Aha! I liked this approach..though the end was Inevitable still it kept me hooked till the end..and that's a feat very less writers can achieve..best use of Chekhov's gun..Well done! Kudos!
The Coalition For Disturbing Metaphorshalfshellvenus on July 30th, 2014 09:31 pm (UTC)
I'm glad this still held your interest, even knowing where this part of the story usually ends.

The narrator herself cannot be sure, but at the same time... living with dread can become worse than the thing being dreaded, if it becomes oppressive enough.
Laura, aka "Ro Arwen": Once Upon a Timeroina_arwen on July 30th, 2014 05:39 pm (UTC)
Excellent approach - I love that the princess took her fate into her own hands, so to speak!
The Coalition For Disturbing Metaphorshalfshellvenus on July 30th, 2014 09:32 pm (UTC)
I can't really blame her, either. With such a hopeless future ahead, at least under the current terms, the only thing that might change it was finding out that the curse was not true-- or that it might not work the way she had been told.
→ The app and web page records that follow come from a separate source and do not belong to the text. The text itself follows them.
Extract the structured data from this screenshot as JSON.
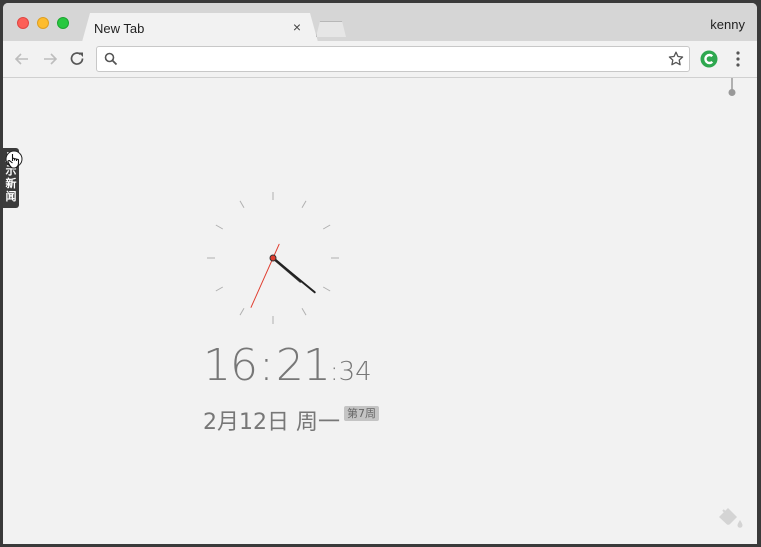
{
  "window": {
    "tab": {
      "title": "New Tab",
      "close_label": "×"
    },
    "profile_name": "kenny"
  },
  "toolbar": {
    "omnibox": {
      "value": "",
      "placeholder": ""
    }
  },
  "icons": {
    "back": "arrow-left",
    "forward": "arrow-right",
    "reload": "reload",
    "search": "magnifier",
    "star": "star-outline",
    "extension": "green-c-extension",
    "menu": "vertical-dots",
    "paint": "paint-bucket",
    "pin": "pin"
  },
  "side_tab": {
    "label": "显示新闻"
  },
  "clock": {
    "hours": 16,
    "minutes": 21,
    "seconds": 34
  },
  "time": {
    "hours": "16",
    "minutes": "21",
    "seconds": "34",
    "sep1": ":",
    "sep2": ":"
  },
  "date": {
    "text": "2月12日 周一",
    "week": "第7周"
  },
  "colors": {
    "accent_red": "#e03d2f",
    "extension_green": "#2ea84f",
    "text_gray": "#777777",
    "background": "#f2f2f2"
  }
}
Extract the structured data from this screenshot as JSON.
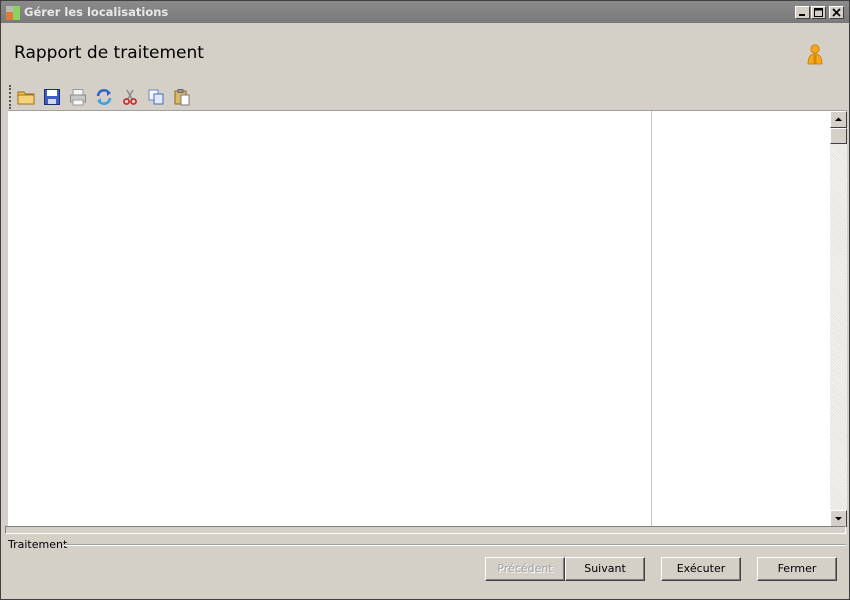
{
  "window": {
    "title": "Gérer les localisations",
    "controls": [
      "minimize-icon",
      "maximize-icon",
      "close-icon"
    ]
  },
  "header": {
    "title": "Rapport de traitement",
    "icon": "user-icon"
  },
  "toolbar": {
    "buttons": [
      {
        "name": "open-folder-icon"
      },
      {
        "name": "save-icon"
      },
      {
        "name": "print-icon",
        "disabled": true
      },
      {
        "name": "refresh-icon"
      },
      {
        "name": "cut-icon"
      },
      {
        "name": "copy-icon"
      },
      {
        "name": "paste-icon"
      }
    ]
  },
  "group": {
    "label": "Traitement"
  },
  "footer": {
    "previous_label": "Précédent",
    "next_label": "Suivant",
    "execute_label": "Exécuter",
    "close_label": "Fermer"
  },
  "colors": {
    "titlebar": "#7f7f7f",
    "face": "#d4d0c8",
    "content": "#ffffff"
  }
}
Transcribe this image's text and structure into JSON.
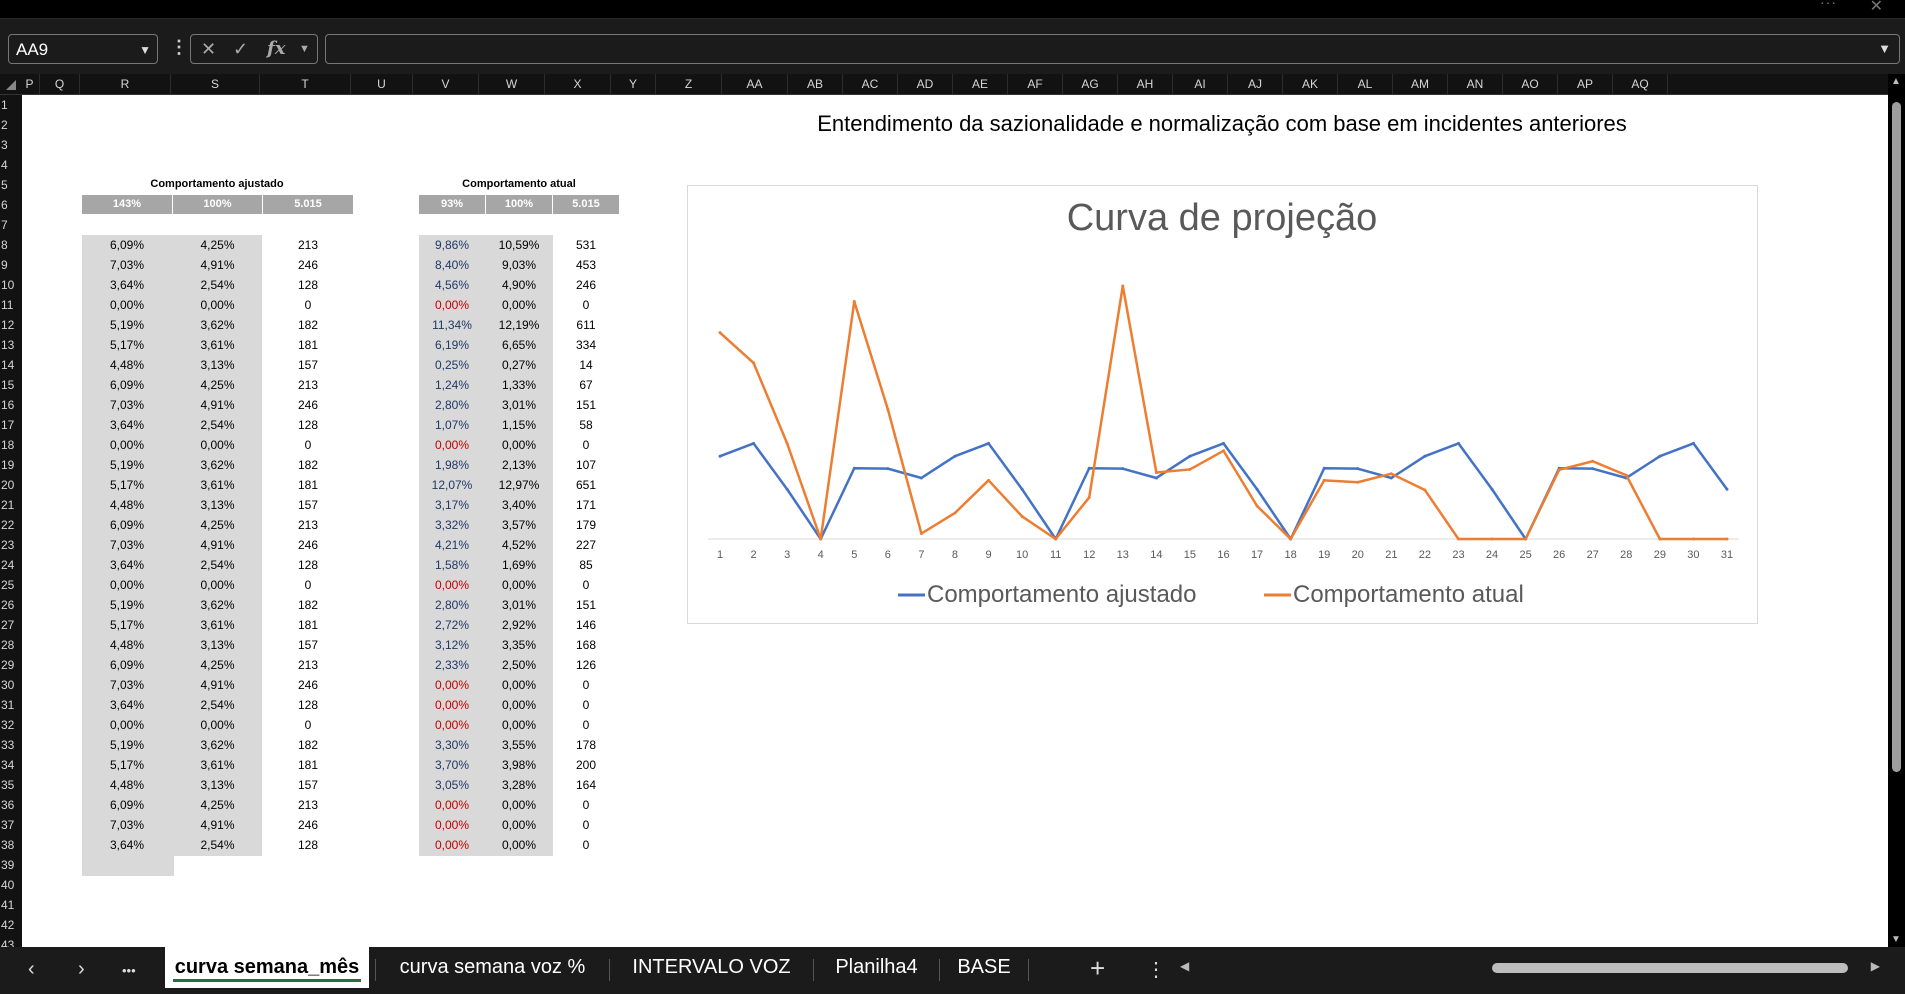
{
  "window": {
    "more_label": "···",
    "close_label": "✕"
  },
  "formula_bar": {
    "name_box": "AA9",
    "cancel_icon": "✕",
    "enter_icon": "✓",
    "fx_label": "fx",
    "formula": ""
  },
  "columns": [
    "P",
    "Q",
    "R",
    "S",
    "T",
    "U",
    "V",
    "W",
    "X",
    "Y",
    "Z",
    "AA",
    "AB",
    "AC",
    "AD",
    "AE",
    "AF",
    "AG",
    "AH",
    "AI",
    "AJ",
    "AK",
    "AL",
    "AM",
    "AN",
    "AO",
    "AP",
    "AQ"
  ],
  "rows": [
    "1",
    "2",
    "3",
    "4",
    "5",
    "6",
    "7",
    "8",
    "9",
    "10",
    "11",
    "12",
    "13",
    "14",
    "15",
    "16",
    "17",
    "18",
    "19",
    "20",
    "21",
    "22",
    "23",
    "24",
    "25",
    "26",
    "27",
    "28",
    "29",
    "30",
    "31",
    "32",
    "33",
    "34",
    "35",
    "36",
    "37",
    "38",
    "39",
    "40",
    "41",
    "42",
    "43"
  ],
  "sheet_title": "Entendimento da sazionalidade e normalização com base em incidentes anteriores",
  "left_table": {
    "title": "Comportamento ajustado",
    "header": [
      "143%",
      "100%",
      "5.015"
    ],
    "col_r": [
      "6,09%",
      "7,03%",
      "3,64%",
      "0,00%",
      "5,19%",
      "5,17%",
      "4,48%",
      "6,09%",
      "7,03%",
      "3,64%",
      "0,00%",
      "5,19%",
      "5,17%",
      "4,48%",
      "6,09%",
      "7,03%",
      "3,64%",
      "0,00%",
      "5,19%",
      "5,17%",
      "4,48%",
      "6,09%",
      "7,03%",
      "3,64%",
      "0,00%",
      "5,19%",
      "5,17%",
      "4,48%",
      "6,09%",
      "7,03%",
      "3,64%"
    ],
    "col_s": [
      "4,25%",
      "4,91%",
      "2,54%",
      "0,00%",
      "3,62%",
      "3,61%",
      "3,13%",
      "4,25%",
      "4,91%",
      "2,54%",
      "0,00%",
      "3,62%",
      "3,61%",
      "3,13%",
      "4,25%",
      "4,91%",
      "2,54%",
      "0,00%",
      "3,62%",
      "3,61%",
      "3,13%",
      "4,25%",
      "4,91%",
      "2,54%",
      "0,00%",
      "3,62%",
      "3,61%",
      "3,13%",
      "4,25%",
      "4,91%",
      "2,54%"
    ],
    "col_t": [
      "213",
      "246",
      "128",
      "0",
      "182",
      "181",
      "157",
      "213",
      "246",
      "128",
      "0",
      "182",
      "181",
      "157",
      "213",
      "246",
      "128",
      "0",
      "182",
      "181",
      "157",
      "213",
      "246",
      "128",
      "0",
      "182",
      "181",
      "157",
      "213",
      "246",
      "128"
    ]
  },
  "right_table": {
    "title": "Comportamento atual",
    "header": [
      "93%",
      "100%",
      "5.015"
    ],
    "col_v": [
      "9,86%",
      "8,40%",
      "4,56%",
      "0,00%",
      "11,34%",
      "6,19%",
      "0,25%",
      "1,24%",
      "2,80%",
      "1,07%",
      "0,00%",
      "1,98%",
      "12,07%",
      "3,17%",
      "3,32%",
      "4,21%",
      "1,58%",
      "0,00%",
      "2,80%",
      "2,72%",
      "3,12%",
      "2,33%",
      "0,00%",
      "0,00%",
      "0,00%",
      "3,30%",
      "3,70%",
      "3,05%",
      "0,00%",
      "0,00%",
      "0,00%"
    ],
    "col_w": [
      "10,59%",
      "9,03%",
      "4,90%",
      "0,00%",
      "12,19%",
      "6,65%",
      "0,27%",
      "1,33%",
      "3,01%",
      "1,15%",
      "0,00%",
      "2,13%",
      "12,97%",
      "3,40%",
      "3,57%",
      "4,52%",
      "1,69%",
      "0,00%",
      "3,01%",
      "2,92%",
      "3,35%",
      "2,50%",
      "0,00%",
      "0,00%",
      "0,00%",
      "3,55%",
      "3,98%",
      "3,28%",
      "0,00%",
      "0,00%",
      "0,00%"
    ],
    "col_x": [
      "531",
      "453",
      "246",
      "0",
      "611",
      "334",
      "14",
      "67",
      "151",
      "58",
      "0",
      "107",
      "651",
      "171",
      "179",
      "227",
      "85",
      "0",
      "151",
      "146",
      "168",
      "126",
      "0",
      "0",
      "0",
      "178",
      "200",
      "164",
      "0",
      "0",
      "0"
    ]
  },
  "colors": {
    "positive": "#1f3864",
    "zero": "#c00000",
    "series1": "#4472c4",
    "series2": "#ed7d31"
  },
  "chart_data": {
    "type": "line",
    "title": "Curva de projeção",
    "x": [
      "1",
      "2",
      "3",
      "4",
      "5",
      "6",
      "7",
      "8",
      "9",
      "10",
      "11",
      "12",
      "13",
      "14",
      "15",
      "16",
      "17",
      "18",
      "19",
      "20",
      "21",
      "22",
      "23",
      "24",
      "25",
      "26",
      "27",
      "28",
      "29",
      "30",
      "31"
    ],
    "series": [
      {
        "name": "Comportamento ajustado",
        "values": [
          213,
          246,
          128,
          0,
          182,
          181,
          157,
          213,
          246,
          128,
          0,
          182,
          181,
          157,
          213,
          246,
          128,
          0,
          182,
          181,
          157,
          213,
          246,
          128,
          0,
          182,
          181,
          157,
          213,
          246,
          128
        ]
      },
      {
        "name": "Comportamento atual",
        "values": [
          531,
          453,
          246,
          0,
          611,
          334,
          14,
          67,
          151,
          58,
          0,
          107,
          651,
          171,
          179,
          227,
          85,
          0,
          151,
          146,
          168,
          126,
          0,
          0,
          0,
          178,
          200,
          164,
          0,
          0,
          0
        ]
      }
    ],
    "ylim": [
      0,
      651
    ],
    "grid": false,
    "legend": "bottom"
  },
  "tabs": {
    "prev": "‹",
    "next": "›",
    "more": "•••",
    "items": [
      "curva semana_mês",
      "curva semana voz %",
      "INTERVALO VOZ",
      "Planilha4",
      "BASE"
    ],
    "active": 0,
    "add": "+",
    "options": "⋮"
  }
}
Sometimes, it's worth the risk!
mamas_minionmamas_minion on July 30th, 2014 09:01 pm (UTC)
Intresting, I guess being made a virtual prisoner for most of your life , you would seek any type of escape even this one. Nicely done.
The Coalition For Disturbing Metaphorshalfshellvenus on July 30th, 2014 09:34 pm (UTC)
I guess being made a virtual prisoner for most of your life , you would seek any type of escape even this one.

That is pretty much the life she was living, and after awhile I can see it being so tense and joyless and hopeless that you might choose the terrible "next thing" sooner rather than later. It isn't a fun choice, but it would be a relief.
Jemima Paulerjem0000000 on July 30th, 2014 09:57 pm (UTC)
I can see where she'd feel that was her only choice, after being smothered like that.
The Coalition For Disturbing Metaphorshalfshellvenus on July 31st, 2014 08:37 pm (UTC)
It would be like living under the Sword of Damocles. After enough time and enough fear, you would reach a point where you just want the sword to fall and free you of that trap.